I want to introduce a term to you: Nashvilled. It is a multi-faceted one, full of nuance and fitting for many occasions, but to be sure, most all of these occasions will reek of cheapness and insincerity. Although the following examples all find their source actually in Nashville, i hope you'll see how this term is entirely ready for widespread use in current culture.

Let me start with a few benign uses of the word. I'll finish with the full-fledged, balls-to-the-wall, Nashvilling a friend of mine told me about this morning.

In Nashville, people in the music industry will hardly ever say anything even vaguely negative to each other. Although this penchant to never criticize most likely finds it's origins in genuine Southern politeness, it has devolved into a mode of self-preservation. For example, the guitar player may know Dixie Mae can't carry a tune in a bucket and that the only reason she got this gig is because the club owner wants in her britches, but is he gonna tell her? Hell no. Why would he want to lose himself a gig?

Sometimes the Nashvilling happens under duress and is only meant to let someone down slowly. Once, a mastering engineer was finishing up a terrible project for a rock and roll band while the lead singer stood behind him, vibrating with excitement, and pestered him for an opinion. Well, what'd'ya think? Huh? Huh? he kept asking like a demented ferret. The engineer finally judiciously responded "well, I think this project is gonna transfer to disc really well."

Sometimes being Nashvilled is done in an entirely unnecessary way. Unlike the two fairly universal situations above, in which one person is merely guilty of holding his silence and the other is forced into saying something, sometimes someone will go out of their way to offer a compliment that, upon closer examination, means "You Suck." The finest example i know of is when one guitar player says to another "Man, you've got great tone!" When someone says this to you, it's time to move back to Tulsa.

Another example, and maybe the original use of the word, is found in the following conversation between me and a friend of mine whom we'll call Sam. Sam and i were talking about another musician in town and i said:

"What do you think of that guy? He seems pretty cool."
"Well," says Sam, "i've seen him like 20 times now and he never can remember my name. Plus, when he talks to me it seems like he's always looking over my shoulder for someone more important."
"Yeah," i respond, "he's pretty Nashville."
"Yeah," Sam says back, "he was Nashvillin' me."
"Huh," i respond Beavis-style, "you got Nashvilled!"

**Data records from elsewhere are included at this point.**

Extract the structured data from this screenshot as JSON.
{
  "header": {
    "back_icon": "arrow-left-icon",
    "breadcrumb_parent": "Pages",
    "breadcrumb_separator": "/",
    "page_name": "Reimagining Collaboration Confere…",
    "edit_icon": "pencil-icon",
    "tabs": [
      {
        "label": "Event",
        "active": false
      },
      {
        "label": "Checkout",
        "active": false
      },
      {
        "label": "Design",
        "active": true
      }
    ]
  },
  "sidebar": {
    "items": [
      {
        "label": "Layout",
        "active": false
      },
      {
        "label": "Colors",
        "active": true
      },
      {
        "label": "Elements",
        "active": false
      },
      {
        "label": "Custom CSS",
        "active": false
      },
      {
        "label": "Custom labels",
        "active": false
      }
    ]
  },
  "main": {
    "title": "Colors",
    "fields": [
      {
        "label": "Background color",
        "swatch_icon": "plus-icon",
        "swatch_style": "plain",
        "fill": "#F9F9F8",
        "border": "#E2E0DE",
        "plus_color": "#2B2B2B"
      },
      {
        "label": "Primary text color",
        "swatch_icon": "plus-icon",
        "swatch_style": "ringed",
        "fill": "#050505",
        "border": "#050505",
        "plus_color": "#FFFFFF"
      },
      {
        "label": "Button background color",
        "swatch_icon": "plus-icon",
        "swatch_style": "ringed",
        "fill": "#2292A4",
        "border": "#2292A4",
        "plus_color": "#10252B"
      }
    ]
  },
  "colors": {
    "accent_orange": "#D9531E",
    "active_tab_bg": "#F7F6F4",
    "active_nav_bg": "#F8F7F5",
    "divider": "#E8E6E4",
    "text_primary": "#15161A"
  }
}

This is where the use of Nashvilled really comes into its own as a viable member of current culture. In this day and age of high stakes, constant networking and self-promotion, what better way to describe that warm and entirely fake friendliness you experience at parties as someone has a conversation that seems directed about three inches to the right of your own head?

And here, finally, is probably the embodiment of the term in all its vile glory. This is the story Sam (in Nashville) told me about his girlfriend just this morning (names and precise details changed to protect the innocent):

Betty is upset. Sandra--you know her, she's one of our best friends--had invited Betty to do a few songs at the "WestEnd Coffee House Night" that Sandra was putting on at the Broadway Methodist church. She'd asked Betty to do it with her because Sandra was kind of nervous to do it by herself. Well, Betty was all excited about getting back out and everything and now Sandra has sorta uninvited her because a bunch of other more big name songwriters have started to express an interest in coming down. Man, Betty just feels so Nashvilled.

What are we to do when the stakes at the local church coffee house are so high that we're willing to sacrifice a friendship over it? I guess it's Nashville or be Nashvilled in this day an age.


Kenneth said...

I feel a "too good for radio" song coming on.

Biffle said...

get to it. i gave that writin' stuff up for lent.